Republicans lost the New Jersey seat held by appointed caretaker Nicholas F. Brady when Frank Lautenberg upset Rep. Millicent Fenwick (R). They also lost the New Mexico seat held by first-termer Harrison H. Schmitt, the former astronaut.
Ford and Sen. Bill Bradley (N.J.), vice chairman of the Senate Democratic campaign committee, said the election dashed Republican hopes "for a lock on the Senate," and added that Republicans "generally ran away from Reaganomics." Bradley said the GOP moderates especially "spent a great deal of time and money distancing themselves" from the president's economic program.
"It augurs well for a quite different Senate. The moderate Republicans just elected and more moderate Republicans who are up in 1984. . . will not go in lockstep" with conservative policies, Bradley contended. Ford also stressed that the National Conservative Political Action Committee had failed in most of the races where it targeted Democrats for defeat: he said eight of the nine Democratic incumberts on which NCPAC drew a bead had won.
Ford and Bradley said the scare thrown into the Republicans by the election results would probably make the Senate Republicans, in effect, demand that the administration pursue a more moderate course.

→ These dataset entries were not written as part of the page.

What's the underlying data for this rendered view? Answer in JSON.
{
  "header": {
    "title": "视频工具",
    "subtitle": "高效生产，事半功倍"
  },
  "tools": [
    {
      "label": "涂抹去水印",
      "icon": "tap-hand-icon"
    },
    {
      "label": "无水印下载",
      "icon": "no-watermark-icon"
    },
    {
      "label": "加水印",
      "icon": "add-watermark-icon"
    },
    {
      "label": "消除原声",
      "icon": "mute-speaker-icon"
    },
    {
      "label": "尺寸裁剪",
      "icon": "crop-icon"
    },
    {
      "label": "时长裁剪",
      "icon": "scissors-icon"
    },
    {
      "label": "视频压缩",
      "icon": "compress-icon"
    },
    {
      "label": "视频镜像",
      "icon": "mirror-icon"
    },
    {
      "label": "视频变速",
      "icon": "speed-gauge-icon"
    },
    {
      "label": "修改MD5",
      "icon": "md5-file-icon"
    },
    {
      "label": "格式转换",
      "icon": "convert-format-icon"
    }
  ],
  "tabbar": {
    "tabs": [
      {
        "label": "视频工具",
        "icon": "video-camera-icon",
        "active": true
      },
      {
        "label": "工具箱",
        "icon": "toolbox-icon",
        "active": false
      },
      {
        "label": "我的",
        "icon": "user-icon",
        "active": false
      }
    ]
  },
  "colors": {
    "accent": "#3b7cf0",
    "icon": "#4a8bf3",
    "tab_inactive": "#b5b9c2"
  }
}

Packwood said he did not believe the Senate Republicans would simply turn left and buck the president because of the elections. But he said there obviously would have to be more compromises with the Democrats, particularly in view of their larger number of seats in the House, if the president was to get the bulk of his program through. Knowing the president's record as California governor, he said he felt Reagan would understand that "he's going to have to give" on some issues.
With Schmitt's departure the chairmanship of the Appropriations subcommittee with jurisdiction over virtually all of the labor, health and social welfare programs of the government, amounting to hundreds of billions of dollars a year, will fall open.
Next in line are Mark O. Hatfield (R-Ore.) and Weicker, followed by Ted Stevens (R-Alaska) and Mark Andrews (R-N.D.). Schmitt's defeat will also create a vacancy on the Commerce Committee.
With Cannon and Byrd departing, several choice slots will also open up on the Democratic side. Cannon is senior Democrat on the Commerce Committee; Ernest F. Hollings (D-S.C.), who is next, can have that title, which will make him chairman if the Democrats regain Senate control, or he can remain senior Democrat on the Budget Committee. If he chooses Commerce, then Lawton Chiles (D-Fla.) will become senior Democrat on Budget. If Hollings chooses Budget, Daniel K. Inouye (D-Hawaii) will move up on Commerce. Hollings said yesterday he has not decided.
Cannon and Byrd are also on the powerful Armed Services Committee, and Byrd will also leave a slot on the Finance Committee, which handles taxes, Social Security and welfare.